### SUPPLIED ENTRIES

────────

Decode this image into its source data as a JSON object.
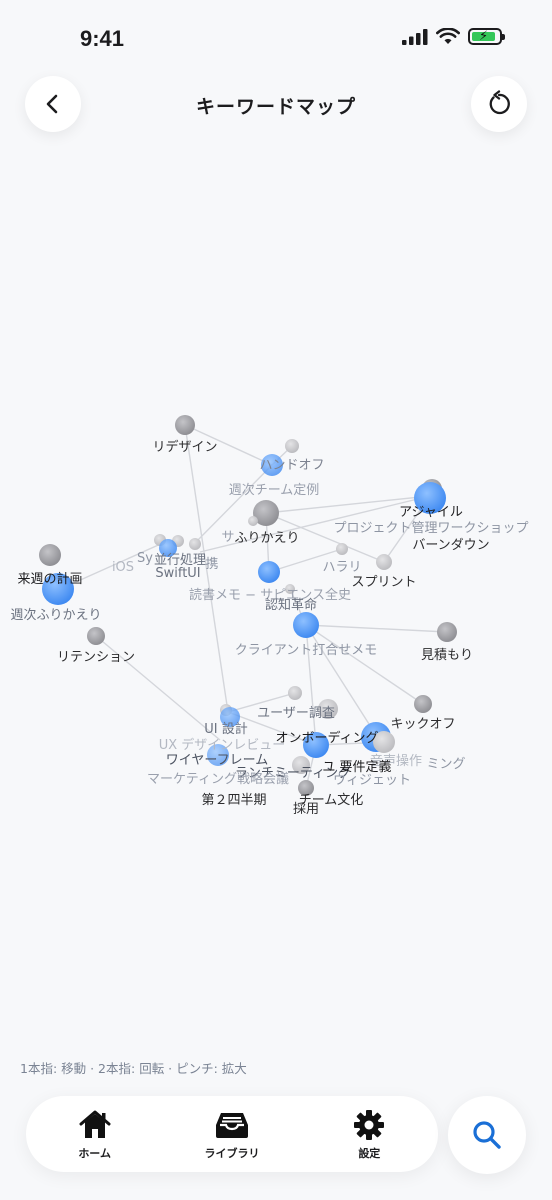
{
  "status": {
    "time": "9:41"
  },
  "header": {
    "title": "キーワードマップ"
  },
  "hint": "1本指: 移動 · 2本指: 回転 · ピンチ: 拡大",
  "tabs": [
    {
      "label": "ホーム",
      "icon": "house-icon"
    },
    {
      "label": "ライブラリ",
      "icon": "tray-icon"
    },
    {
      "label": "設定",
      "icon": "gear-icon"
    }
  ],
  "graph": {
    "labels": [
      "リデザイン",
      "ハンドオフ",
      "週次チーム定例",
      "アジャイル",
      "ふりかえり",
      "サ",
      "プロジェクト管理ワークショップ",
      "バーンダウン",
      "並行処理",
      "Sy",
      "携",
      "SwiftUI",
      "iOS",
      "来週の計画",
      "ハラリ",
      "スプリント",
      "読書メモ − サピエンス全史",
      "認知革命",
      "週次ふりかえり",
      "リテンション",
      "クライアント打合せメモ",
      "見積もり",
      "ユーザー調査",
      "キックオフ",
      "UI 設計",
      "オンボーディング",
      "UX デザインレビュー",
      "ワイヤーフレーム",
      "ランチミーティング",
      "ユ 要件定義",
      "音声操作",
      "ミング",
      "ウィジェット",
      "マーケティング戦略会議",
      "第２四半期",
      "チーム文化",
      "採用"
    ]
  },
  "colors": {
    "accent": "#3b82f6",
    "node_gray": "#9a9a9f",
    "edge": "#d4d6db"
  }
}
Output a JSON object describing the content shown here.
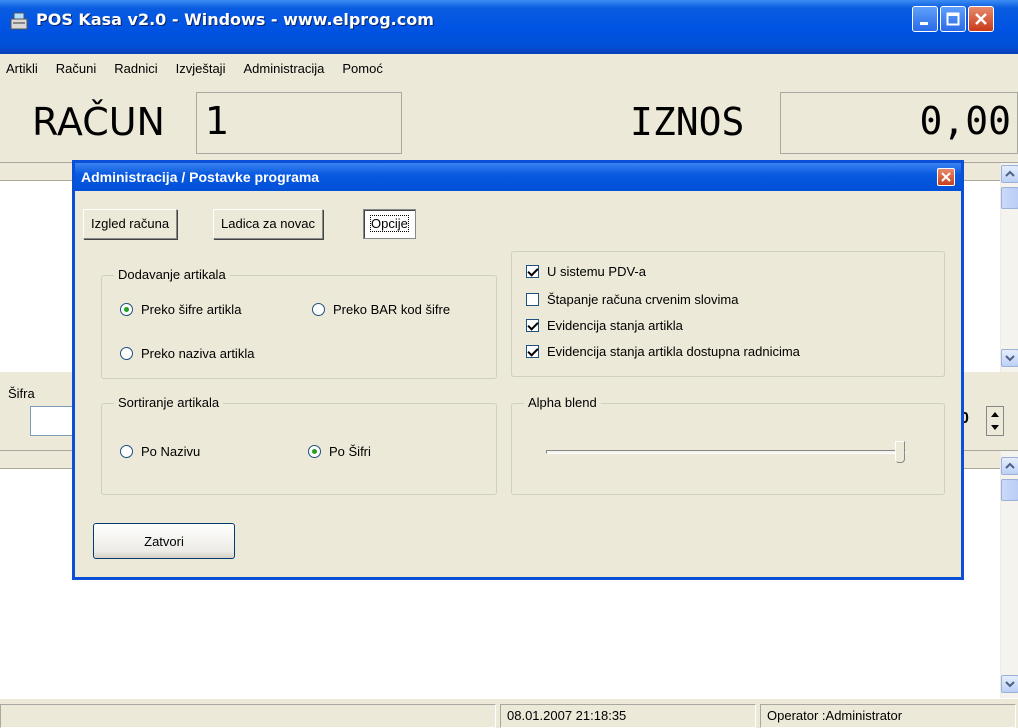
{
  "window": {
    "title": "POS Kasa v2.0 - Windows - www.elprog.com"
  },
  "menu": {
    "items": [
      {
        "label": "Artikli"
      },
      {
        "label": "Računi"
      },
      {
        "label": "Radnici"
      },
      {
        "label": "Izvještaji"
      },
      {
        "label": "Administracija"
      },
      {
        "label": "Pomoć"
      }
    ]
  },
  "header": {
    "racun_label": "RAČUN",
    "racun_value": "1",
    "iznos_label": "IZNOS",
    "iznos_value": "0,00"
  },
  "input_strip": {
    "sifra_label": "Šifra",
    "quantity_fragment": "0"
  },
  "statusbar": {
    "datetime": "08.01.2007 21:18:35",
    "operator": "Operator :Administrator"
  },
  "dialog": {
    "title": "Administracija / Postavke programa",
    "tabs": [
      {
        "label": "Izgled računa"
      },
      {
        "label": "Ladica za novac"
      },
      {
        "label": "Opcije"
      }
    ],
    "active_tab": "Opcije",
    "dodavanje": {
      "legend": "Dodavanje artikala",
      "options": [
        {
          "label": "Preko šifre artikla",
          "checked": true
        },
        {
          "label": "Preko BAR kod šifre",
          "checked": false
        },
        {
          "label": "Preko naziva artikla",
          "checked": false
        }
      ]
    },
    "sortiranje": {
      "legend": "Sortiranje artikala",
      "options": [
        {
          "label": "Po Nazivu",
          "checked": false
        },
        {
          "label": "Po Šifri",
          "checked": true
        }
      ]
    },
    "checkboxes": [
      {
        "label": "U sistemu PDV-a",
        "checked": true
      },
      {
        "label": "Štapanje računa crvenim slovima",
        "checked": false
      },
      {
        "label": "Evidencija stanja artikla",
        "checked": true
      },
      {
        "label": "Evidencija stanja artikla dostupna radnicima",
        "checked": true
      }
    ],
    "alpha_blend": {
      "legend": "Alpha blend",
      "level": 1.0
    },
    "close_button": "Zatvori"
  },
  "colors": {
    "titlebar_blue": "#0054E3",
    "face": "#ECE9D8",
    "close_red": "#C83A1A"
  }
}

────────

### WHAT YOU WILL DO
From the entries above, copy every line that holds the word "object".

### TASK ANSWER
Decode this image into its source data as a JSON object.
Output a JSON object describing the content shown here.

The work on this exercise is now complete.